Customs and Border Protection (CBP) has told airports it plans to increase its targets for scanning passengers with facial recognition as they leave the U.S., according to an internal airport email obtained by 404 Media. The new goal will be to scan 75 percent of all passengers, the email adds.
The news signals CBP’s increasing focus on biometric, and in particular facial recognition, systems at airports. Although it is unclear if related to the shift in goals, one traveler was also recently told by airline industry staff “CBP said everyone has to do it” when they asked to opt-out of facial recognition while boarding for an international flight last month.
CBP is changing its “biometric air exit goal” at the end of this month, according to the email. Up until now, CBP has been measuring its progress by tracking “flight saturation.” That is, the percentage of flights that had at least one biometrically-processed traveler, the email says. The change in goal fundamentally shifts the metric CBP will use for measuring its progress. Soon, CBP will be tracking “passenger saturation” which is the percentage of biometrically-processed passengers in totality, the email adds.
A CBP spokesperson confirmed the change in strategy in an emailed statement to 404 Media. “Traveler processing rates are a more accurate depiction of progress on implementing biometric exit and offers a more complete picture of how robust biometric exit processing is on a national level.

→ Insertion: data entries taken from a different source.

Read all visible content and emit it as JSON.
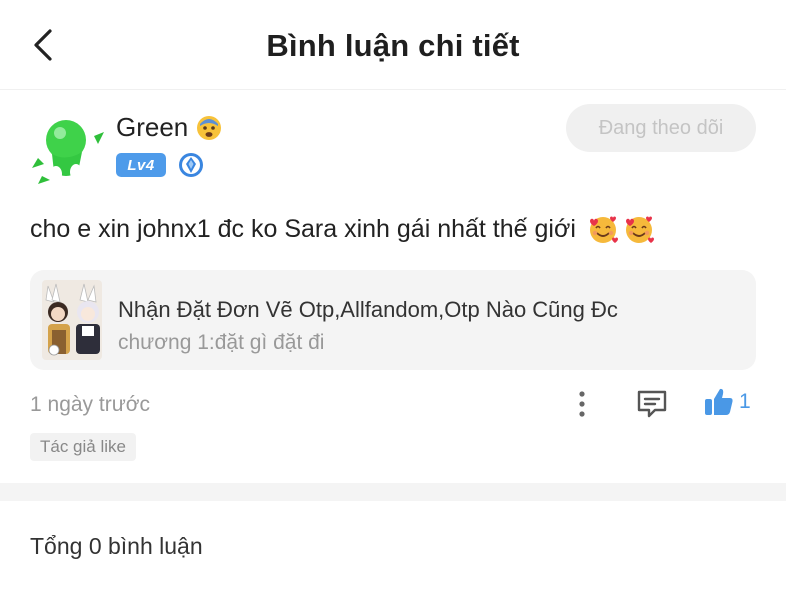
{
  "header": {
    "title": "Bình luận chi tiết",
    "back_icon": "chevron-left-icon"
  },
  "user": {
    "name": "Green",
    "status_emoji": "anxious-face-emoji",
    "level": "Lv4",
    "badge_icon": "blue-gem-badge-icon"
  },
  "follow_button": {
    "label": "Đang theo dõi"
  },
  "comment": {
    "text": "cho e xin johnx1 đc ko Sara xinh gái nhất thế giới",
    "emojis": [
      "smiling-face-with-hearts",
      "smiling-face-with-hearts"
    ]
  },
  "story": {
    "title": "Nhận Đặt Đơn Vẽ Otp,Allfandom,Otp Nào Cũng Đc",
    "chapter": "chương 1:đặt gì đặt đi"
  },
  "meta": {
    "time": "1 ngày trước",
    "like_count": "1",
    "author_like_tag": "Tác giả like"
  },
  "comments_section": {
    "total_label": "Tổng 0 bình luận"
  },
  "colors": {
    "accent_blue": "#4a98e6",
    "level_badge": "#4e9bea",
    "muted_text": "#999999",
    "card_bg": "#f4f4f4"
  }
}
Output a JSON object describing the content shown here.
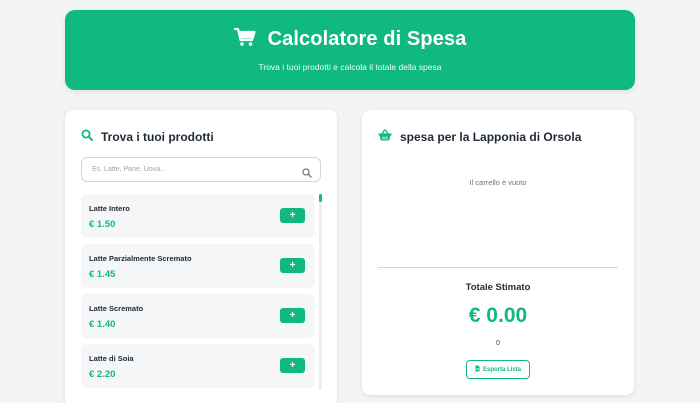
{
  "header": {
    "title": "Calcolatore di Spesa",
    "subtitle": "Trova i tuoi prodotti e calcola il totale della spesa",
    "icon": "cart-icon"
  },
  "search_panel": {
    "title": "Trova i tuoi prodotti",
    "icon": "search-icon",
    "search": {
      "placeholder": "Es. Latte, Pane, Uova...",
      "value": ""
    },
    "products": [
      {
        "name": "Latte Intero",
        "price": "€ 1.50",
        "add_label": "+"
      },
      {
        "name": "Latte Parzialmente Scremato",
        "price": "€ 1.45",
        "add_label": "+"
      },
      {
        "name": "Latte Scremato",
        "price": "€ 1.40",
        "add_label": "+"
      },
      {
        "name": "Latte di Soia",
        "price": "€ 2.20",
        "add_label": "+"
      }
    ]
  },
  "cart_panel": {
    "title": "spesa per la Lapponia di Orsola",
    "icon": "basket-icon",
    "empty_message": "Il carrello è vuoto",
    "total_label": "Totale Stimato",
    "total_value": "€ 0.00",
    "item_count": "0",
    "export_label": "Esporta Lista",
    "export_icon": "file-icon"
  },
  "colors": {
    "accent": "#10b981",
    "background": "#f3f4f6",
    "card": "#ffffff",
    "text": "#1f2937"
  }
}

CBP has been messaging the change in goals to stakeholders,” the statement read.
“This is a national, not per airport, goal, and applies to flights departing the U.S.,” the spokesperson added. CBP’s ultimate Congress-mandated goal is 97 percent or greater biometric exit compliance, they added.
Airlines increasingly use facial recognition systems for when travelers board aircraft. Generally, a passenger looks into a camera, the system compares their face to images on file, and confirms if the passenger is who they claim to be.

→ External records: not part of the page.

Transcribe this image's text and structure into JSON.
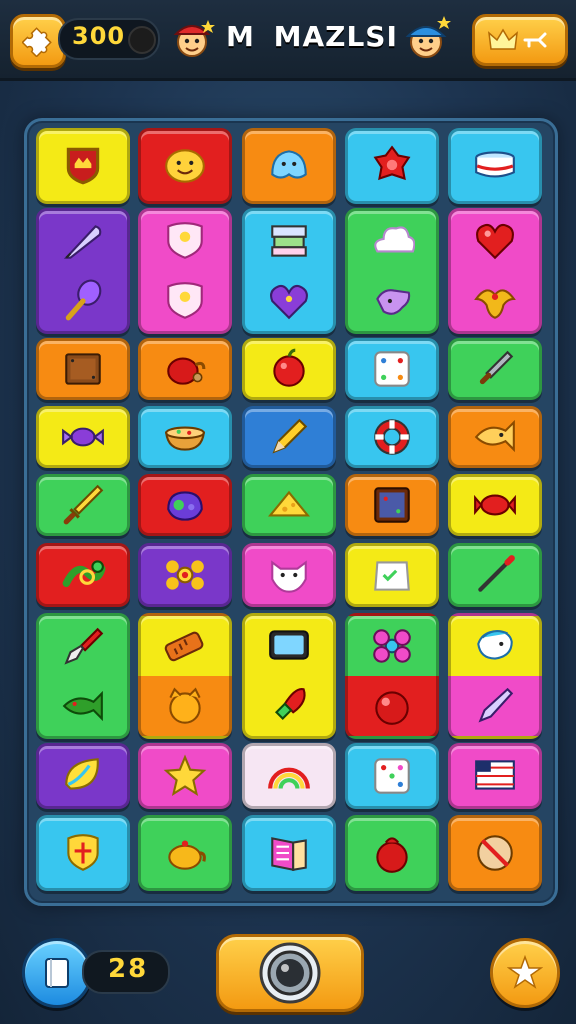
{
  "header": {
    "coins": "300",
    "title": "M MAZLSI",
    "title_prefix": "M",
    "title_main": "MAZLSI"
  },
  "footer": {
    "counter": "28"
  },
  "colors": {
    "yellow": "#f4ea16",
    "red": "#e21f1f",
    "orange": "#f78b12",
    "sky": "#38c6ef",
    "purple": "#7a37c9",
    "pink": "#f04bc8",
    "green": "#3fd15a",
    "blue": "#2f7fd6",
    "white_pink": "#f6e6f3"
  },
  "board": {
    "tiles": [
      {
        "row": 0,
        "col": 0,
        "bg": "yellow",
        "icon": "shield-crown-icon"
      },
      {
        "row": 0,
        "col": 1,
        "bg": "red",
        "icon": "smiley-blob-icon"
      },
      {
        "row": 0,
        "col": 2,
        "bg": "orange",
        "icon": "blue-slime-icon"
      },
      {
        "row": 0,
        "col": 3,
        "bg": "sky",
        "icon": "red-gem-flower-icon"
      },
      {
        "row": 0,
        "col": 4,
        "bg": "sky",
        "icon": "striped-bowl-icon"
      },
      {
        "row": 1,
        "col": 0,
        "bg": "purple",
        "icon": "feather-pen-icon",
        "icon2": "purple-torch-icon",
        "tall": true
      },
      {
        "row": 1,
        "col": 1,
        "bg": "pink",
        "icon": "pink-shield-icon",
        "icon2": "pink-shield-icon",
        "tall": true
      },
      {
        "row": 1,
        "col": 2,
        "bg": "sky",
        "icon": "stacked-boxes-icon",
        "icon2": "purple-heart-icon",
        "tall": true
      },
      {
        "row": 1,
        "col": 3,
        "bg": "green",
        "icon": "cloud-icon",
        "icon2": "purple-blob-icon",
        "tall": true
      },
      {
        "row": 1,
        "col": 4,
        "bg": "pink",
        "icon": "red-heart-icon",
        "icon2": "golden-eagle-icon",
        "tall": true
      },
      {
        "row": 2,
        "col": 0,
        "bg": "orange",
        "icon": "wooden-box-icon"
      },
      {
        "row": 2,
        "col": 1,
        "bg": "orange",
        "icon": "red-teapot-icon"
      },
      {
        "row": 2,
        "col": 2,
        "bg": "yellow",
        "icon": "apple-icon"
      },
      {
        "row": 2,
        "col": 3,
        "bg": "sky",
        "icon": "dice-icon"
      },
      {
        "row": 2,
        "col": 4,
        "bg": "green",
        "icon": "dagger-icon"
      },
      {
        "row": 3,
        "col": 0,
        "bg": "yellow",
        "icon": "candy-icon"
      },
      {
        "row": 3,
        "col": 1,
        "bg": "sky",
        "icon": "food-bowl-icon"
      },
      {
        "row": 3,
        "col": 2,
        "bg": "blue",
        "icon": "pencil-icon"
      },
      {
        "row": 3,
        "col": 3,
        "bg": "sky",
        "icon": "lifebuoy-icon"
      },
      {
        "row": 3,
        "col": 4,
        "bg": "orange",
        "icon": "fish-icon"
      },
      {
        "row": 4,
        "col": 0,
        "bg": "green",
        "icon": "sword-icon"
      },
      {
        "row": 4,
        "col": 1,
        "bg": "red",
        "icon": "purple-slime-icon"
      },
      {
        "row": 4,
        "col": 2,
        "bg": "green",
        "icon": "cheese-icon"
      },
      {
        "row": 4,
        "col": 3,
        "bg": "orange",
        "icon": "crate-icon"
      },
      {
        "row": 4,
        "col": 4,
        "bg": "yellow",
        "icon": "red-candy-icon"
      },
      {
        "row": 5,
        "col": 0,
        "bg": "red",
        "icon": "green-snake-icon"
      },
      {
        "row": 5,
        "col": 1,
        "bg": "purple",
        "icon": "bone-flower-icon"
      },
      {
        "row": 5,
        "col": 2,
        "bg": "pink",
        "icon": "ghost-cat-icon"
      },
      {
        "row": 5,
        "col": 3,
        "bg": "yellow",
        "icon": "paper-bag-icon"
      },
      {
        "row": 5,
        "col": 4,
        "bg": "green",
        "icon": "wand-icon"
      },
      {
        "row": 6,
        "col": 0,
        "bg": "green",
        "icon": "brush-icon",
        "icon2": "green-fish-icon",
        "tall": true
      },
      {
        "row": 6,
        "col": 1,
        "bg": "yellow",
        "bg2": "orange",
        "icon": "battery-icon",
        "icon2": "orange-cat-icon",
        "tall": true
      },
      {
        "row": 6,
        "col": 2,
        "bg": "yellow",
        "icon": "tv-icon",
        "icon2": "rocket-icon",
        "tall": true
      },
      {
        "row": 6,
        "col": 3,
        "bg": "green",
        "bg2": "red",
        "icon": "pink-flower-icon",
        "icon2": "red-ball-icon",
        "tall": true
      },
      {
        "row": 6,
        "col": 4,
        "bg": "yellow",
        "bg2": "pink",
        "icon": "blue-bird-icon",
        "icon2": "pen-icon",
        "tall": true
      },
      {
        "row": 7,
        "col": 0,
        "bg": "purple",
        "icon": "lemon-icon"
      },
      {
        "row": 7,
        "col": 1,
        "bg": "pink",
        "icon": "star-icon"
      },
      {
        "row": 7,
        "col": 2,
        "bg": "white_pink",
        "icon": "rainbow-icon"
      },
      {
        "row": 7,
        "col": 3,
        "bg": "sky",
        "icon": "white-dice-icon"
      },
      {
        "row": 7,
        "col": 4,
        "bg": "pink",
        "icon": "flag-icon"
      },
      {
        "row": 8,
        "col": 0,
        "bg": "sky",
        "icon": "gold-shield-icon"
      },
      {
        "row": 8,
        "col": 1,
        "bg": "green",
        "icon": "golden-teapot-icon"
      },
      {
        "row": 8,
        "col": 2,
        "bg": "sky",
        "icon": "book-icon"
      },
      {
        "row": 8,
        "col": 3,
        "bg": "green",
        "icon": "red-pot-icon"
      },
      {
        "row": 8,
        "col": 4,
        "bg": "orange",
        "icon": "forbidden-cookie-icon"
      }
    ]
  }
}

A June 2017 CBP document explains its “Biometric Exit Process” for passengers: “All travelers are required to submit to CBP inspection upon exit. Facial images will be matched and then stored for no more than two weeks in secure data systems managed by the U.S. Department of Homeland Security in order to further evaluate the technology, ensure its accuracy, and for auditing purposes. In lieu of facial images, travelers may be asked to present travel documents or other proof of identification, and in some cases provide fingerprints.” That document adds that it could share traveler exit and entry data with other government agencies “if the situation warrants, for law enforcement purposes.”

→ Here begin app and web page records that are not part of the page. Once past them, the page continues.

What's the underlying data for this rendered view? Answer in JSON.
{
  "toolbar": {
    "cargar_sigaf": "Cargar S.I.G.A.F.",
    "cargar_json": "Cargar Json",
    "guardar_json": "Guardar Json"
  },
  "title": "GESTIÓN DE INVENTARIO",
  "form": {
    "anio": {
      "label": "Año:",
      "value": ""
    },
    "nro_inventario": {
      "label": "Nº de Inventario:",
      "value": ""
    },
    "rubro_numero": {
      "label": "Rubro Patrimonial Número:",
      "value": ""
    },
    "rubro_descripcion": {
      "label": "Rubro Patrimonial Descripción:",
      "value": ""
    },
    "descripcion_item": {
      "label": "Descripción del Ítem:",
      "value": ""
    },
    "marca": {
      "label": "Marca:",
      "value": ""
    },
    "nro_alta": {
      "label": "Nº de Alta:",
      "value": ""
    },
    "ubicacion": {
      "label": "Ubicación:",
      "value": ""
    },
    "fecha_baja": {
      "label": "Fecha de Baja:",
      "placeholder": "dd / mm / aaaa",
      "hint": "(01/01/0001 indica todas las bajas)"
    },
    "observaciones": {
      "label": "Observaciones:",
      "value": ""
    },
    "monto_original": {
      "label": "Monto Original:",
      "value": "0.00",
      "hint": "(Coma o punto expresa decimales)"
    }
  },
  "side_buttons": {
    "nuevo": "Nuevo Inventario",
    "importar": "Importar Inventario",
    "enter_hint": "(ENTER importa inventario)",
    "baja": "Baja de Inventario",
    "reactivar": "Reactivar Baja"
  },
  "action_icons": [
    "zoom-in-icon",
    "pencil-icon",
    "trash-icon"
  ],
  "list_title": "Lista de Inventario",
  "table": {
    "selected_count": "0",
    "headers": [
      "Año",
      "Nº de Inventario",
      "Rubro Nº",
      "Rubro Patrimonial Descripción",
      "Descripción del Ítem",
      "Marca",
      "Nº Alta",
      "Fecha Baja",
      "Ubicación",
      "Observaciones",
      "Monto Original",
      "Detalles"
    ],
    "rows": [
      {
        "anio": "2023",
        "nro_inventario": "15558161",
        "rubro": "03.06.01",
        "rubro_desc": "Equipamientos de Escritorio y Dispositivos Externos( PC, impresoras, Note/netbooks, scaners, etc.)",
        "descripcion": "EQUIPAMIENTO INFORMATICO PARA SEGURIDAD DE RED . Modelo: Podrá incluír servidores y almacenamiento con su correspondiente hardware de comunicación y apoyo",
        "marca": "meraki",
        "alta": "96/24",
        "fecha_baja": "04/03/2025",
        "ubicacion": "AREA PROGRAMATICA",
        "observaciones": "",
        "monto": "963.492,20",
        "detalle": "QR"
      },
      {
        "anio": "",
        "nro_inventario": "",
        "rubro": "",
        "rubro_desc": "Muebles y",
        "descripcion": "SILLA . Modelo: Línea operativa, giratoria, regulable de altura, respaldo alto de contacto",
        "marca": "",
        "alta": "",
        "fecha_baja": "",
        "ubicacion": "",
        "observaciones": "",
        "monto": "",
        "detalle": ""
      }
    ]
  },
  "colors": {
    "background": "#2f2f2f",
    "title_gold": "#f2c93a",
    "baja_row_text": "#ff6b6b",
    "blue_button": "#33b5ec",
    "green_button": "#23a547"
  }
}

Whitney Merrill, a privacy attorney, tweeted last month that she encountered a facial recognition system when boarding an international United flight.
“Requested to opt out and the woman said ‘no, CBP said everyone has to do it.’ I was surprised, but I explained nicely that I had a right to opt out and she said ‘ok I’ll tell them it isn’t working,’” Merrill wrote. Merrill told 404 Media this occurred at San Francisco International Airport when boarding a flight to London which connected to Dublin.
It seems likely CBP will meet its goal for biometrically-processing 75 percent of passengers. In 2021 I obtained a cache of documents related to the airline JetBlue’s piloting of facial recognition systems. Already back then, JetBlue said it had seen more than 90 percent of customers participate in biometric boarding when it was available.